With the launch of AGS 5.0, developers now have access to the shader compiler control API. Here’s a quick summary of the how and why….
The AMD DirectX® 11 driver multi-threads the compilation of shaders. Calls to
etc. do not block until the shader is created, instead the compilation job gets pushed to one of the driver’s shader compiler threads. This means you don’t know if your shader has finished compiling by the time you come to use it. This may result in a stall if the first draw call that uses the shader has to wait for the job to complete. The standard workaround is to render a dummy triangle with that shader during the transition from loading screen to game (“shader cache warming”).
The API is available from AGS version 5 onwards. You’ll need to check the
flag is set in the bitfield returned from
. The underlying driver support is in Crimson 16.9.2 onwards (driver version 16.40.2311).
The Shader Compiler Control API
is useful to keep track of how many asynchronously compiled jobs are currently in the queue or being compiled on the driver’s compiler threads. So if your engine is already using the dummy triangle technique to ensure the shader has compiled, you can replace that path with a check to ensure no async threads are running.
By default, the DirectX 11 driver spins up
max( 1, numPhysicalCores - 2 )
threads to compile shaders on. This could be somewhat conservative for your specific use case, so you can use
to specify more worker threads. Alternatively, if your engine already does a great job at multi-threading resource creation, then you might find setting the count to zero to be a win. This means that the compile request is not put onto a different thread, it will be compiled inside the
call and only return from this function once compilation has completed.

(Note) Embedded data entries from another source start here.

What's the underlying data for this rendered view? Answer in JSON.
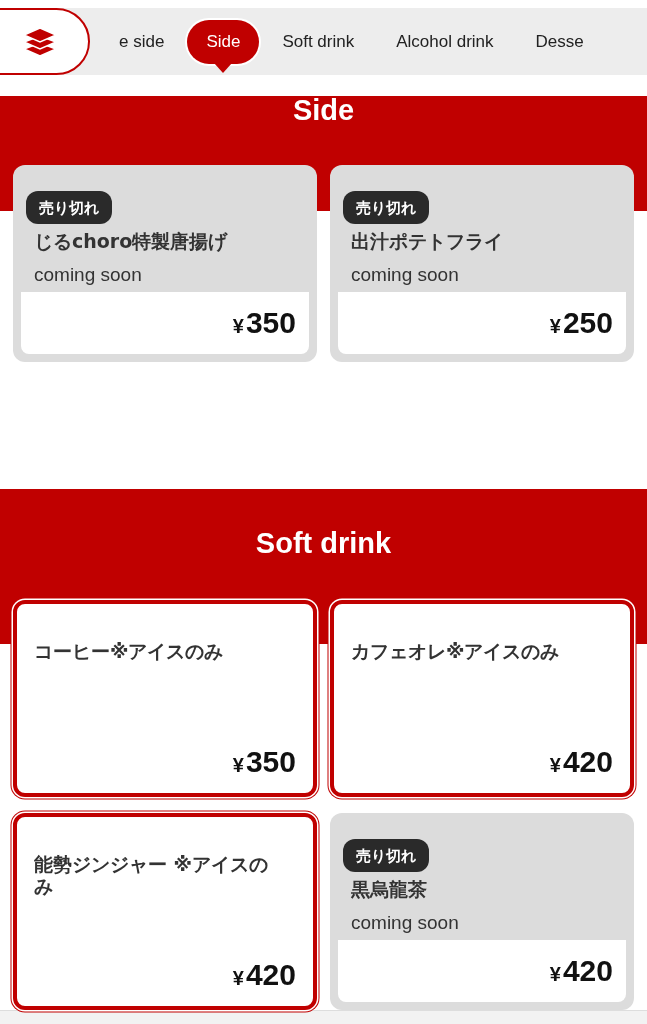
{
  "tabs": [
    {
      "label": "e side",
      "selected": false
    },
    {
      "label": "Side",
      "selected": true
    },
    {
      "label": "Soft drink",
      "selected": false
    },
    {
      "label": "Alcohol drink",
      "selected": false
    },
    {
      "label": "Desse",
      "selected": false
    }
  ],
  "sections": [
    {
      "title": "Side",
      "items": [
        {
          "name": "じるchoro特製唐揚げ",
          "sold_out": true,
          "badge": "売り切れ",
          "note": "coming soon",
          "price": "350",
          "currency": "¥"
        },
        {
          "name": "出汁ポテトフライ",
          "sold_out": true,
          "badge": "売り切れ",
          "note": "coming soon",
          "price": "250",
          "currency": "¥"
        }
      ]
    },
    {
      "title": "Soft drink",
      "items": [
        {
          "name": "コーヒー※アイスのみ",
          "sold_out": false,
          "price": "350",
          "currency": "¥"
        },
        {
          "name": "カフェオレ※アイスのみ",
          "sold_out": false,
          "price": "420",
          "currency": "¥"
        },
        {
          "name": "能勢ジンジャー ※アイスのみ",
          "sold_out": false,
          "price": "420",
          "currency": "¥"
        },
        {
          "name": "黒烏龍茶",
          "sold_out": true,
          "badge": "売り切れ",
          "note": "coming soon",
          "price": "420",
          "currency": "¥"
        }
      ]
    }
  ]
}
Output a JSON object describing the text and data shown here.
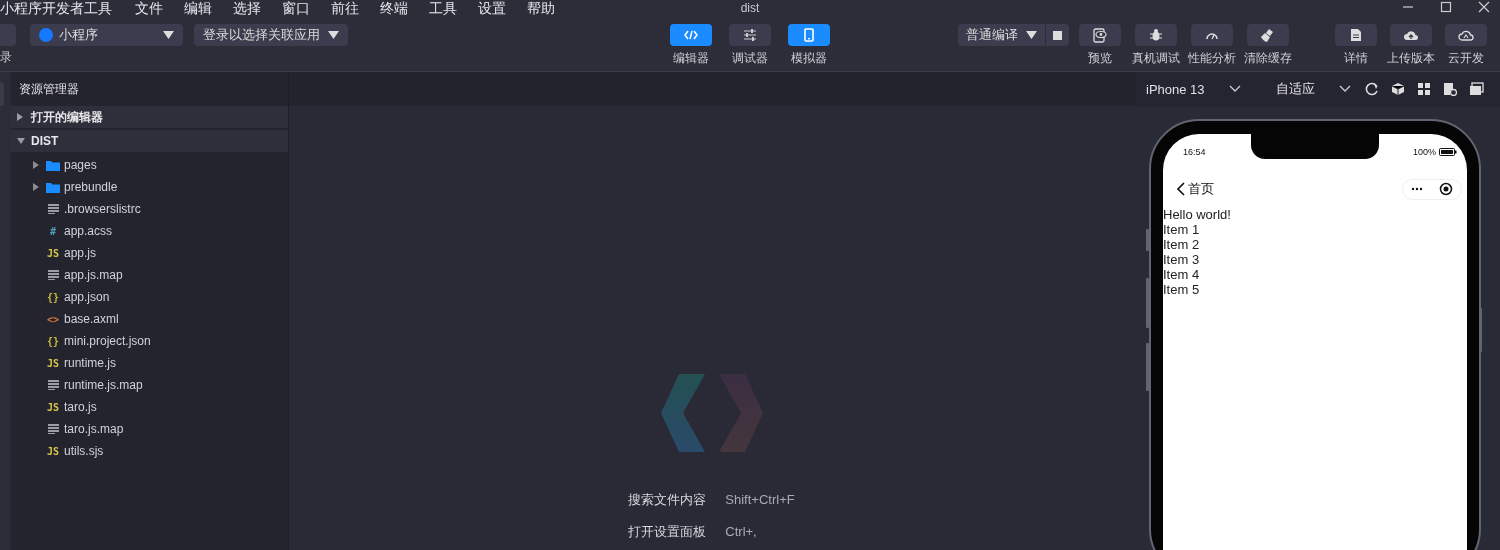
{
  "menubar": {
    "app_name": "小程序开发者工具",
    "menus": [
      "文件",
      "编辑",
      "选择",
      "窗口",
      "前往",
      "终端",
      "工具",
      "设置",
      "帮助"
    ],
    "title": "dist"
  },
  "toolbar": {
    "account_label": "录",
    "app_type": {
      "value": "小程序"
    },
    "linked_app": {
      "value": "登录以选择关联应用"
    },
    "views": [
      {
        "label": "编辑器",
        "kind": "code",
        "selected": true
      },
      {
        "label": "调试器",
        "kind": "sliders",
        "selected": false
      },
      {
        "label": "模拟器",
        "kind": "phone",
        "selected": true
      }
    ],
    "compile_mode": {
      "value": "普通编译"
    },
    "action_groups": [
      [
        {
          "label": "预览",
          "kind": "preview"
        },
        {
          "label": "真机调试",
          "kind": "bug"
        },
        {
          "label": "性能分析",
          "kind": "gauge"
        },
        {
          "label": "清除缓存",
          "kind": "brush"
        }
      ],
      [
        {
          "label": "详情",
          "kind": "document"
        },
        {
          "label": "上传版本",
          "kind": "upload"
        },
        {
          "label": "云开发",
          "kind": "cloud"
        }
      ]
    ]
  },
  "explorer": {
    "title": "资源管理器",
    "sections": [
      {
        "label": "打开的编辑器",
        "expanded": false
      },
      {
        "label": "DIST",
        "expanded": true,
        "children": [
          {
            "name": "pages",
            "kind": "folder",
            "expanded": false
          },
          {
            "name": "prebundle",
            "kind": "folder",
            "expanded": false
          },
          {
            "name": ".browserslistrc",
            "kind": "text"
          },
          {
            "name": "app.acss",
            "kind": "css",
            "glyph": "#"
          },
          {
            "name": "app.js",
            "kind": "js",
            "glyph": "JS"
          },
          {
            "name": "app.js.map",
            "kind": "text"
          },
          {
            "name": "app.json",
            "kind": "json",
            "glyph": "{}"
          },
          {
            "name": "base.axml",
            "kind": "xml",
            "glyph": "<>"
          },
          {
            "name": "mini.project.json",
            "kind": "json",
            "glyph": "{}"
          },
          {
            "name": "runtime.js",
            "kind": "js",
            "glyph": "JS"
          },
          {
            "name": "runtime.js.map",
            "kind": "text"
          },
          {
            "name": "taro.js",
            "kind": "js",
            "glyph": "JS"
          },
          {
            "name": "taro.js.map",
            "kind": "text"
          },
          {
            "name": "utils.sjs",
            "kind": "js",
            "glyph": "JS"
          }
        ]
      }
    ]
  },
  "editor": {
    "shortcuts": [
      {
        "label": "搜索文件内容",
        "keys": "Shift+Ctrl+F"
      },
      {
        "label": "打开设置面板",
        "keys": "Ctrl+,"
      }
    ]
  },
  "simulator": {
    "device": "iPhone 13",
    "scale": "自适应",
    "phone": {
      "time": "16:54",
      "battery": "100%",
      "nav_title": "首页",
      "content": [
        "Hello world!",
        "Item 1",
        "Item 2",
        "Item 3",
        "Item 4",
        "Item 5"
      ]
    }
  }
}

In order to ensure you are profiling the same workload each time when trying out these API calls, you can switch off the shader cache using